There are lots of ways in which we classify and categorise ourselves and others as a means of seeking to understand the best way to connect, collaborate and communicate. We all use our knowledge and insight about our preferred leadership and communication style to help navigate workplace relationships and create a positive workplace dynamic and culture.
When workplace conflict arises, our ‘default’ approach to responding to and managing conflict can either help or hinder the conflict resolution process. Understanding your own conflict management style and the style of those you work with is a fantastic way of minimising the risk of workplace conflict occurring, enabling constructive conversations rather than conflict, and enabling the swift and successful resolution of conflict when it arises.
Not sure what your conflict management style is? Read on…
Conflict Management Styles
Accommodator- People with this conflict management style tend to cooperate to a point where they do not consider their own goals and needs. This dynamic often plays out in the workplace when there is a power imbalance between the individuals, for example between a Manager and Subordinate. The subordinate may, in other circumstances, take on a different conflict management Style but when in conflict with their manager, tend to accommodate where possible given the power balance that exists.
Where an employee has conflict with their manager or person in a position of authority, it is important the person responsible for resolving the conflict manages power imbalances, ensuring both can voice their issues in a safe and constructive environment.
Avoider- People with this conflict management style avoid conflict at all costs, they find it difficult to have challenging conversations and express their concerns and when conflict arises, they retreat. Avoiding conflict in the short term when emotions are high can be beneficial and is when this style is best suited. However, as a long-term solution avoidance it is not the solution because unresolved conflict can lead to bullying accusations, investigations and Workcover claims.

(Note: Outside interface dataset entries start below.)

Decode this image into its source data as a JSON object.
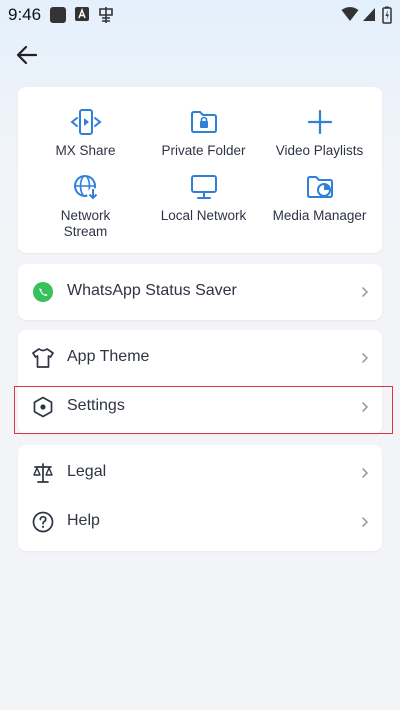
{
  "status_bar": {
    "time": "9:46"
  },
  "menu": {
    "tiles": [
      {
        "label": "MX Share",
        "icon": "mx-share-icon"
      },
      {
        "label": "Private Folder",
        "icon": "private-folder-icon"
      },
      {
        "label": "Video Playlists",
        "icon": "plus-icon"
      },
      {
        "label": "Network Stream",
        "icon": "network-stream-icon"
      },
      {
        "label": "Local Network",
        "icon": "local-network-icon"
      },
      {
        "label": "Media Manager",
        "icon": "media-manager-icon"
      }
    ],
    "whatsapp": {
      "label": "WhatsApp Status Saver",
      "icon": "whatsapp-icon"
    },
    "app_theme": {
      "label": "App Theme",
      "icon": "shirt-icon"
    },
    "settings": {
      "label": "Settings",
      "icon": "hexagon-icon"
    },
    "legal": {
      "label": "Legal",
      "icon": "scales-icon"
    },
    "help": {
      "label": "Help",
      "icon": "help-circle-icon"
    }
  },
  "colors": {
    "accent": "#2f80d8",
    "whatsapp": "#35c25a",
    "highlight": "#d9363e"
  }
}
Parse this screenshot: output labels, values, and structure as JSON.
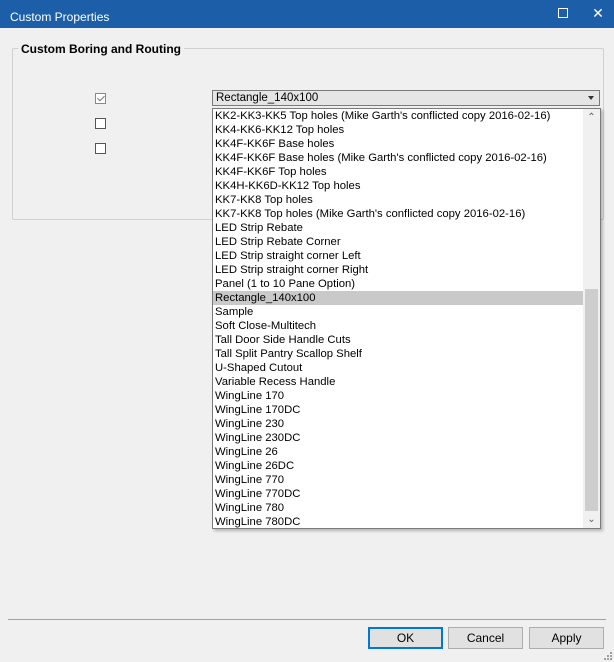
{
  "window": {
    "title": "Custom Properties"
  },
  "group": {
    "title": "Custom Boring and Routing"
  },
  "checkboxes": [
    {
      "checked": true
    },
    {
      "checked": false
    },
    {
      "checked": false
    }
  ],
  "combo": {
    "selected_value": "Rectangle_140x100"
  },
  "dropdown": {
    "items": [
      "KK2-KK3-KK5 Top holes (Mike Garth's conflicted copy 2016-02-16)",
      "KK4-KK6-KK12 Top holes",
      "KK4F-KK6F Base holes",
      "KK4F-KK6F Base holes (Mike Garth's conflicted copy 2016-02-16)",
      "KK4F-KK6F Top holes",
      "KK4H-KK6D-KK12 Top holes",
      "KK7-KK8 Top holes",
      "KK7-KK8 Top holes (Mike Garth's conflicted copy 2016-02-16)",
      "LED Strip Rebate",
      "LED Strip Rebate Corner",
      "LED Strip straight corner Left",
      "LED Strip straight corner Right",
      "Panel (1 to 10 Pane Option)",
      "Rectangle_140x100",
      "Sample",
      "Soft Close-Multitech",
      "Tall Door Side Handle Cuts",
      "Tall Split Pantry Scallop Shelf",
      "U-Shaped Cutout",
      "Variable Recess Handle",
      "WingLine 170",
      "WingLine 170DC",
      "WingLine 230",
      "WingLine 230DC",
      "WingLine 26",
      "WingLine 26DC",
      "WingLine 770",
      "WingLine 770DC",
      "WingLine 780",
      "WingLine 780DC"
    ],
    "selected_index": 13
  },
  "buttons": {
    "ok": "OK",
    "cancel": "Cancel",
    "apply": "Apply"
  },
  "icons": {
    "maximize": "maximize-icon",
    "close": "close-icon",
    "combo_arrow": "chevron-down-icon",
    "scroll_up": "chevron-up-icon",
    "scroll_down": "chevron-down-icon"
  },
  "colors": {
    "titlebar": "#1c5fa8",
    "selection": "#c9c9c9"
  }
}
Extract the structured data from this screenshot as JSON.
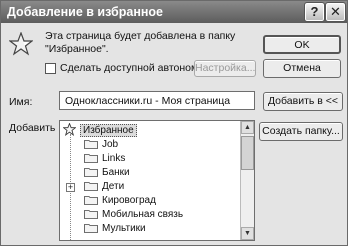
{
  "window": {
    "title": "Добавление в избранное",
    "help_button": "?",
    "close_button": "✕"
  },
  "message": "Эта страница будет добавлена в папку \"Избранное\".",
  "offline": {
    "checkbox_label": "Сделать доступной автономно",
    "checked": false,
    "settings_button": "Настройка..."
  },
  "buttons": {
    "ok": "OK",
    "cancel": "Отмена",
    "add_to": "Добавить в <<",
    "new_folder": "Создать папку..."
  },
  "name_field": {
    "label": "Имя:",
    "value": "Одноклассники.ru - Моя страница"
  },
  "tree": {
    "label": "Добавить в:",
    "root": "Избранное",
    "folders": [
      "Job",
      "Links",
      "Банки",
      "Дети",
      "Кировоград",
      "Мобильная связь",
      "Мультики"
    ],
    "expandable_folder": "Дети"
  }
}
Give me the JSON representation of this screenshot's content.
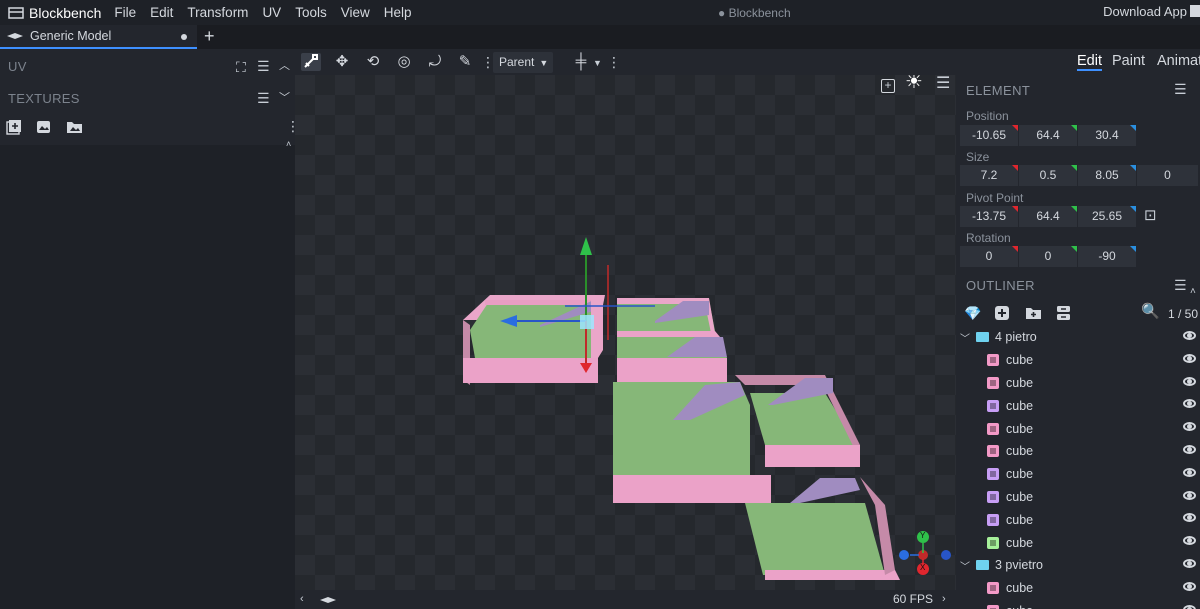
{
  "app": {
    "name": "Blockbench",
    "window_title": "● Blockbench",
    "download": "Download App"
  },
  "menu": [
    "File",
    "Edit",
    "Transform",
    "UV",
    "Tools",
    "View",
    "Help"
  ],
  "tab": {
    "label": "Generic Model"
  },
  "left": {
    "uv_title": "UV",
    "textures_title": "TEXTURES"
  },
  "toolbar": {
    "pivot_select": "Parent"
  },
  "modes": [
    "Edit",
    "Paint",
    "Animat"
  ],
  "element": {
    "title": "ELEMENT",
    "position_label": "Position",
    "position": [
      "-10.65",
      "64.4",
      "30.4"
    ],
    "size_label": "Size",
    "size": [
      "7.2",
      "0.5",
      "8.05",
      "0"
    ],
    "pivot_label": "Pivot Point",
    "pivot": [
      "-13.75",
      "64.4",
      "25.65"
    ],
    "rotation_label": "Rotation",
    "rotation": [
      "0",
      "0",
      "-90"
    ]
  },
  "outliner": {
    "title": "OUTLINER",
    "count": "1 / 50",
    "rows": [
      {
        "type": "group",
        "name": "4 pietro"
      },
      {
        "type": "cube",
        "name": "cube",
        "color": "#f39ac7"
      },
      {
        "type": "cube",
        "name": "cube",
        "color": "#f39ac7"
      },
      {
        "type": "cube",
        "name": "cube",
        "color": "#c79ef5"
      },
      {
        "type": "cube",
        "name": "cube",
        "color": "#f39ac7"
      },
      {
        "type": "cube",
        "name": "cube",
        "color": "#f39ac7"
      },
      {
        "type": "cube",
        "name": "cube",
        "color": "#c79ef5"
      },
      {
        "type": "cube",
        "name": "cube",
        "color": "#c79ef5"
      },
      {
        "type": "cube",
        "name": "cube",
        "color": "#c79ef5"
      },
      {
        "type": "cube",
        "name": "cube",
        "color": "#a6f09a"
      },
      {
        "type": "group",
        "name": "3 pvietro"
      },
      {
        "type": "cube",
        "name": "cube",
        "color": "#f39ac7"
      },
      {
        "type": "cube",
        "name": "cube",
        "color": "#f39ac7"
      }
    ]
  },
  "viewport": {
    "fps": "60 FPS",
    "gizmo": [
      "Y",
      "X"
    ]
  }
}
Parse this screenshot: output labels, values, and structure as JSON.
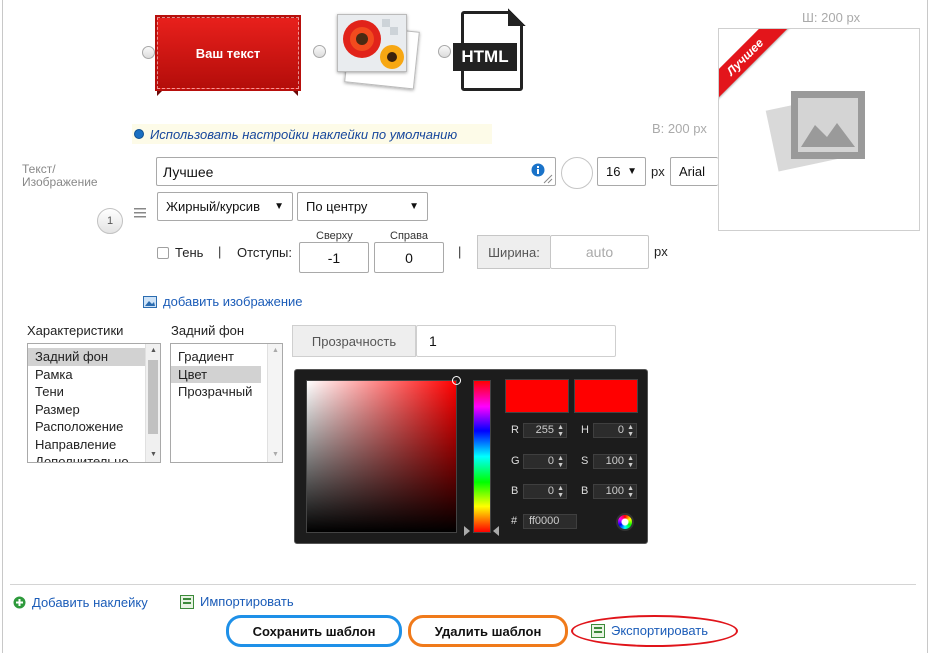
{
  "sticker_types": {
    "text_sticker_label": "Ваш текст",
    "html_label": "HTML"
  },
  "preview": {
    "width_hint": "Ш: 200 px",
    "height_hint": "В: 200 px",
    "ribbon_text": "Лучшее"
  },
  "defaults_option": {
    "label": "Использовать настройки наклейки по умолчанию"
  },
  "text_section": {
    "label_line1": "Текст/",
    "label_line2": "Изображение",
    "text_value": "Лучшее",
    "font_size": "16",
    "font_size_unit": "px",
    "font_family": "Arial",
    "font_style": "Жирный/курсив",
    "alignment": "По центру",
    "layer_number": "1",
    "shadow_label": "Тень",
    "separator": "|",
    "padding_label": "Отступы:",
    "padding_top_label": "Сверху",
    "padding_top_value": "-1",
    "padding_right_label": "Справа",
    "padding_right_value": "0",
    "width_label": "Ширина:",
    "width_placeholder": "auto",
    "width_unit": "px"
  },
  "add_image": {
    "label": "добавить изображение"
  },
  "properties": {
    "header": "Характеристики",
    "items": [
      "Задний фон",
      "Рамка",
      "Тени",
      "Размер",
      "Расположение",
      "Направление",
      "Дополнительно"
    ],
    "selected": "Задний фон"
  },
  "background": {
    "header": "Задний фон",
    "items": [
      "Градиент",
      "Цвет",
      "Прозрачный"
    ],
    "selected": "Цвет"
  },
  "opacity": {
    "label": "Прозрачность",
    "value": "1"
  },
  "color_picker": {
    "current_color": "#ff0000",
    "previous_color": "#ff0000",
    "r_label": "R",
    "r_value": "255",
    "g_label": "G",
    "g_value": "0",
    "b_label": "B",
    "b_value": "0",
    "h_label": "H",
    "h_value": "0",
    "s_label": "S",
    "s_value": "100",
    "br_label": "B",
    "br_value": "100",
    "hex_label": "#",
    "hex_value": "ff0000"
  },
  "footer": {
    "add_sticker": "Добавить наклейку",
    "import": "Импортировать",
    "save_template": "Сохранить шаблон",
    "delete_template": "Удалить шаблон",
    "export": "Экспортировать"
  },
  "colors": {
    "accent_blue": "#1b5cb8",
    "save_outline": "#1e90e8",
    "delete_outline": "#f07a1a",
    "export_highlight": "#e0141a",
    "sticker_red": "#d21411"
  }
}
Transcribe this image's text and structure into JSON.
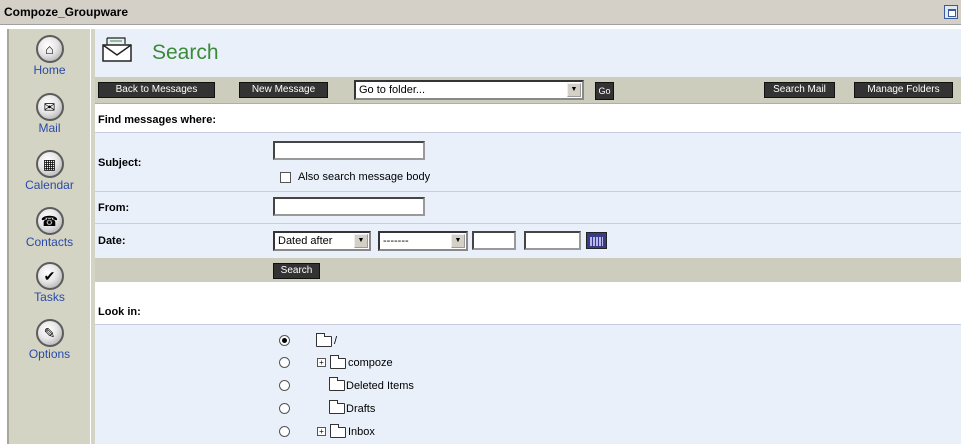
{
  "window": {
    "title": "Compoze_Groupware"
  },
  "sidebar": {
    "items": [
      {
        "label": "Home",
        "icon": "home-icon",
        "glyph": "⌂"
      },
      {
        "label": "Mail",
        "icon": "mail-icon",
        "glyph": "✉"
      },
      {
        "label": "Calendar",
        "icon": "calendar-icon",
        "glyph": "▦"
      },
      {
        "label": "Contacts",
        "icon": "contacts-icon",
        "glyph": "☎"
      },
      {
        "label": "Tasks",
        "icon": "tasks-icon",
        "glyph": "✔"
      },
      {
        "label": "Options",
        "icon": "options-icon",
        "glyph": "✎"
      }
    ]
  },
  "header": {
    "title": "Search",
    "icon": "mail-envelope-icon",
    "title_color": "#3a8a3a"
  },
  "toolbar": {
    "back_label": "Back to Messages",
    "new_label": "New Message",
    "folder_select_value": "Go to folder...",
    "go_label": "Go",
    "search_mail_label": "Search Mail",
    "manage_folders_label": "Manage Folders"
  },
  "find": {
    "heading": "Find messages where:",
    "subject_label": "Subject:",
    "subject_value": "",
    "body_checkbox_label": "Also search message body",
    "body_checked": false,
    "from_label": "From:",
    "from_value": "",
    "date_label": "Date:",
    "date_mode_value": "Dated after",
    "date_month_value": "-------",
    "date_day_value": "",
    "date_year_value": "",
    "search_button_label": "Search"
  },
  "lookin": {
    "heading": "Look in:",
    "folders": [
      {
        "label": "/",
        "selected": true,
        "expander": false,
        "icon": "folder-icon"
      },
      {
        "label": "compoze",
        "selected": false,
        "expander": true,
        "icon": "folder-icon"
      },
      {
        "label": "Deleted Items",
        "selected": false,
        "expander": false,
        "icon": "trash-folder-icon"
      },
      {
        "label": "Drafts",
        "selected": false,
        "expander": false,
        "icon": "drafts-folder-icon"
      },
      {
        "label": "Inbox",
        "selected": false,
        "expander": true,
        "icon": "inbox-folder-icon"
      }
    ]
  },
  "colors": {
    "panel": "#eaf0fa",
    "bar": "#cdcdbd",
    "sidebar": "#d4d4c4",
    "link": "#2a4aa8",
    "button": "#333333"
  }
}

If you have an employee that avoids having difficult conversations or dealing with workplace challenges, speaking with them one on one and uncovering what lies beneath the avoidance is a crucial first step. Commonly, what lies beneath the avoidance is fear of being judged and/or fear of being disliked. Often conflict avoiders find it difficult to express their opinion and advocate for themselves, it is important we create a space for them to do so.
Collaborator- This style is the opposite of the avoider; collaborators tend to be assertive and cooperative. They seek to resolve conflict by collaborating with the other person to ensure solutions are developed that meet both of their needs. In this way, both sides get what they need, and strong working relationships can be built and maintained.
This conflict style solves problems and managers that execute a collaborative approach to conflict are often seen as skilled and competent leaders. The downside to this style is it can be time consuming, while solutions are being worked through, productivity can diminish. The adoption of this style is usually brough in externally through experienced mediators, who take on a collaborative approach in supporting employees work through their conflict.
Competitor- People with this conflict management style like to win at all costs and do not like to collaborate. These people keep stating their position until they get their way. If Managers adopt this style, it can give a perception of strength and issues appear to resolve quickly because there is no room for disagreements or discussion. Managers may adopt this style if they have to make an unipolar decision quickly and therefore cannot enter into a dialogue with employees. However, the downside to stifling robust debate as a preferred method is employees become disengaged, unhappy, and unproductive.
Compromiser- People who adopt this style seek to find middle ground by asking those involved to concede some things they may want in order to resolve the larger issue or dispute. This style is often adopted when time is of concern or where there is an urgent need for a temporary solution that does not need to be perfect. A compromising style can be useful in gaining understanding of other people’s perspectives and can set the foundation for a compromising approach in the future where employees can feel heard and understood.
Managers who adopt this approach as their default response to conflict management, can lead to employees feeling unhappy they had to give up something and if they feel they have sacrificed more than they have gained, may be less inclined to participate in conflict resolution in the future.
Knowing your default conflict management style and that of those around you can help prevent conflict, enable healthy and appropriate discourse, and support the effective management of conflict in the workplace. Wise Workplace are experts in grievance and complaints management, conflict resolution, mediation and restorative practice in the workplace. For more information about how Wise Workplace can help your organisation transform conflict into communication, reach out to our team at [email protected].
What conflict style resonates most with you? What conflict style have you seen play out most commonly in the workplace? Comment on our LinkedIn page and let us know.